Fowles' spicy and atmospheric novel drew international acclaim and controversy to an extent unimaginable for a book today.
Author James Campbell in a recent Times Literary Supplement article looks back at the book's sensational reception in 1969 and Fowles' disdain for literary fame.
I remember the book as one of the first novels I read as an adult, making me feel like a worldly sophisticate. Alas, I have little memory of the book beyond the moody atmosphere of Lyme-Regis, the British seaside town in which it is set.
As Campbell recounts, the book had dual plots, one taking place in Victorian England and the other in the late 20th century. The author of the 1867 romance that makes up one part of the narrative is himself a character in the book. The book blends an erotic love story with refined literary technique, making for the kind of high-class porn that Lenny Bruce satirized.
A film version didn't arrive until 1981, starring Meryl Streep and Jeremy Irons in dual roles from the Victorian and contemporary parts of the narrative. The movie received five Academy Award nominations, including Streep for best actress and Harold Pinter, of all people, for best screenplay. Along with the book, my recollections of the film have been erased by time.
Before "The French Lieutenant's Woman," Fowles wrote the best-seller "The Magus," a supernatural tale that matched the hippie mindset of the 1960s. He also gained success with "The Collector."
As Campbell relates, Fowles shunned the London literary scene. Despite his popular success, he dismissed mass culture, believing in the superiority of an intellectual elite.
After "The French Lieutenant's Woman," Fowles' career plummeted. He published several other novels disregarded by critics and readers.
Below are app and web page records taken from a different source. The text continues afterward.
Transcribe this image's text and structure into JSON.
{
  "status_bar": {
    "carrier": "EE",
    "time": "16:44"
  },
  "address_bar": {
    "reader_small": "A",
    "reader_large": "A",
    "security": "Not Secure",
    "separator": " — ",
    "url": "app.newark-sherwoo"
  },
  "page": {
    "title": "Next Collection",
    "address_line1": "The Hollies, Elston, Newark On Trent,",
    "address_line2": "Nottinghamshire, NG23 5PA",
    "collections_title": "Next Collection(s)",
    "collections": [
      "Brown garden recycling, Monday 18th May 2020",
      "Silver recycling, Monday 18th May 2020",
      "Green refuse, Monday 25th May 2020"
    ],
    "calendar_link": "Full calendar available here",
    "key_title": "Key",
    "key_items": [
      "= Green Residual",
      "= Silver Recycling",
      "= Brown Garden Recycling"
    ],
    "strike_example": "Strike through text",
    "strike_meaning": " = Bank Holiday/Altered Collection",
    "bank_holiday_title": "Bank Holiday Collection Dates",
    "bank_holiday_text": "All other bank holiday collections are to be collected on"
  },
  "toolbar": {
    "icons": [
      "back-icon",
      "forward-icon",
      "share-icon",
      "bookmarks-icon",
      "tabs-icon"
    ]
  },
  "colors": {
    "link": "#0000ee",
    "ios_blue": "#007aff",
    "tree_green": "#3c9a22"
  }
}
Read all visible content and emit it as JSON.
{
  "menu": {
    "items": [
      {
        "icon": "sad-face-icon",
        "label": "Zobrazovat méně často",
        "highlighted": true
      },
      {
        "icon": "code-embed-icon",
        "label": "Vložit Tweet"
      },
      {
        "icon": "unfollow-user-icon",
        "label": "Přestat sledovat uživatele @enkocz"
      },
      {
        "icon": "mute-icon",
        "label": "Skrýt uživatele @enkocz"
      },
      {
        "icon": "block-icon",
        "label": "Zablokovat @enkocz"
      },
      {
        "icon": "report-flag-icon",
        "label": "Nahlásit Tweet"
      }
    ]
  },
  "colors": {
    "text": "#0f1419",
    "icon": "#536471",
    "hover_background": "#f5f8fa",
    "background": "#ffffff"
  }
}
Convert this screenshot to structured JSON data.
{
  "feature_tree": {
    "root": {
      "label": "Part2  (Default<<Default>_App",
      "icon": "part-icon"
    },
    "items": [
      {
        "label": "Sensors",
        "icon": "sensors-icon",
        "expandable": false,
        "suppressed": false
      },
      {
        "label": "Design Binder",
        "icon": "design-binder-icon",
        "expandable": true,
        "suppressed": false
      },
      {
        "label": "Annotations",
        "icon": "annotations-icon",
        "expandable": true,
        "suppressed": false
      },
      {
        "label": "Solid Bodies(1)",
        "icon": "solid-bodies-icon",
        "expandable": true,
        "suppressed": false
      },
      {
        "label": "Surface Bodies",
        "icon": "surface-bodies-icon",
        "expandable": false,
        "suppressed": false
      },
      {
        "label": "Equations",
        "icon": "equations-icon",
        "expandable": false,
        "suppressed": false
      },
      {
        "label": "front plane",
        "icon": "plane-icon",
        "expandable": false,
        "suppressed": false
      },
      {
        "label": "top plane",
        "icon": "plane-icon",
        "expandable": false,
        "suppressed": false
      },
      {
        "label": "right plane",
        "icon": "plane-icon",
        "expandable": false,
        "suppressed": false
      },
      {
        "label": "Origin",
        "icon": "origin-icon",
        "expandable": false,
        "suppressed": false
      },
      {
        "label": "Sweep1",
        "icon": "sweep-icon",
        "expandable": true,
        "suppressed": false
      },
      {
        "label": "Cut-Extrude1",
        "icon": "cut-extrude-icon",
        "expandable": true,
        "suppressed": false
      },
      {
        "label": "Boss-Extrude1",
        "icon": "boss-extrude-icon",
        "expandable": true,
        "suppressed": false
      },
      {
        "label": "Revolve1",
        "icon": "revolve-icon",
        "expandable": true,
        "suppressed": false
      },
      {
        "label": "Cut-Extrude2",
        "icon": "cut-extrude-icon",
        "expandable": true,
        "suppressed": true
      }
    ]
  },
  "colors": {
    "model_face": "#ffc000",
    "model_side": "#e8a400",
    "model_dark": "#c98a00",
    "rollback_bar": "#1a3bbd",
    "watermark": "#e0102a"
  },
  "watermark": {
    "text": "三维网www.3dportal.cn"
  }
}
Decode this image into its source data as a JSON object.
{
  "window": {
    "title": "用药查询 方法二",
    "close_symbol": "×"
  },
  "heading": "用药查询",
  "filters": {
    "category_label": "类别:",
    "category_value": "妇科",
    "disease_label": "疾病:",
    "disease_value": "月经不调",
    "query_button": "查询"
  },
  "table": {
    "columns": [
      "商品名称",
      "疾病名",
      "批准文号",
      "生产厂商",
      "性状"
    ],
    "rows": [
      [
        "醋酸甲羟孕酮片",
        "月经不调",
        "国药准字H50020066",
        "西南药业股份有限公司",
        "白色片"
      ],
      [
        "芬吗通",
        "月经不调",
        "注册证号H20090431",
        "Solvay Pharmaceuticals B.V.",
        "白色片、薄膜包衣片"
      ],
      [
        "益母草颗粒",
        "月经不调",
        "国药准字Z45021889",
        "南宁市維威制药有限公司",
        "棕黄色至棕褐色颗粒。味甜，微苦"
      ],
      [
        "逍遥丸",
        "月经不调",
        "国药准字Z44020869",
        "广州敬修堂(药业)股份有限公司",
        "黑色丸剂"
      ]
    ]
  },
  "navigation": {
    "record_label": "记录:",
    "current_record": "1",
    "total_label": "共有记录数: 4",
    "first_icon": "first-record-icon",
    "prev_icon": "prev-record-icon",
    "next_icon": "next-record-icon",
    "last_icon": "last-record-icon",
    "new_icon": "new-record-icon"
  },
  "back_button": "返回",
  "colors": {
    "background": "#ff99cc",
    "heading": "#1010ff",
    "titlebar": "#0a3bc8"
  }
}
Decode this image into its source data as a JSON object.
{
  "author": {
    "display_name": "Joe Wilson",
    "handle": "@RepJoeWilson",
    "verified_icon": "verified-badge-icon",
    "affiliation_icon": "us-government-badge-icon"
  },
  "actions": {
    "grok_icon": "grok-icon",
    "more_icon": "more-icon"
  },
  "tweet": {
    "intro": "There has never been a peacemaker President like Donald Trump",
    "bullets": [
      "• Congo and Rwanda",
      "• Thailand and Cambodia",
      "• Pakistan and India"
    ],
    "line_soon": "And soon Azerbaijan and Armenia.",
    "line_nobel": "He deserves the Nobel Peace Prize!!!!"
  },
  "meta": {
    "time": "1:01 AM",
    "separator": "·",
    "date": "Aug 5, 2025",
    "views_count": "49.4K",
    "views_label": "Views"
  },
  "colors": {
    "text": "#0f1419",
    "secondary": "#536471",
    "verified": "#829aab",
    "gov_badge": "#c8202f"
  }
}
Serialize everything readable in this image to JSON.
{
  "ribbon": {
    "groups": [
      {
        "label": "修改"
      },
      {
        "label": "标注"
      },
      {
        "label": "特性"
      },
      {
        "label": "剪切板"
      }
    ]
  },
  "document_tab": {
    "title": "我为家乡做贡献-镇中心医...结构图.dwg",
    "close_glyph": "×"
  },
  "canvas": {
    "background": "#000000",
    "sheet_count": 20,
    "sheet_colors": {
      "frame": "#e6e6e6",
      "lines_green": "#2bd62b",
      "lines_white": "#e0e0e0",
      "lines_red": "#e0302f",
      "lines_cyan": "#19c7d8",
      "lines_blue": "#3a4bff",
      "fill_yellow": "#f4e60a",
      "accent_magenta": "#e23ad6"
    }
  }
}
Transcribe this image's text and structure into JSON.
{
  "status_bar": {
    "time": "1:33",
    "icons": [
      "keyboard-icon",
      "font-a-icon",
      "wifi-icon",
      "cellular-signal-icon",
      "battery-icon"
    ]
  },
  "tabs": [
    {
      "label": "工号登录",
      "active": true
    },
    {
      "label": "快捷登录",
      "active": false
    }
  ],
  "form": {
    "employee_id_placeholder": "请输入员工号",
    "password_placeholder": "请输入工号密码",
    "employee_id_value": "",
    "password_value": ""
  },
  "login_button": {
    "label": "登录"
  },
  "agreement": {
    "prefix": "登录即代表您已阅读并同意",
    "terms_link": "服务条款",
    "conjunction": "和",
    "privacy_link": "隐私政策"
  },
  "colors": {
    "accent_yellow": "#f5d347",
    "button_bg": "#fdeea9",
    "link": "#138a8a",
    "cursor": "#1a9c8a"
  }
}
He died in 2003.
Before Campbell's piece, Fowles and "The French Lieutenant's Woman" had faded from cultural memory. Now the book might join the growing list of rediscovered works.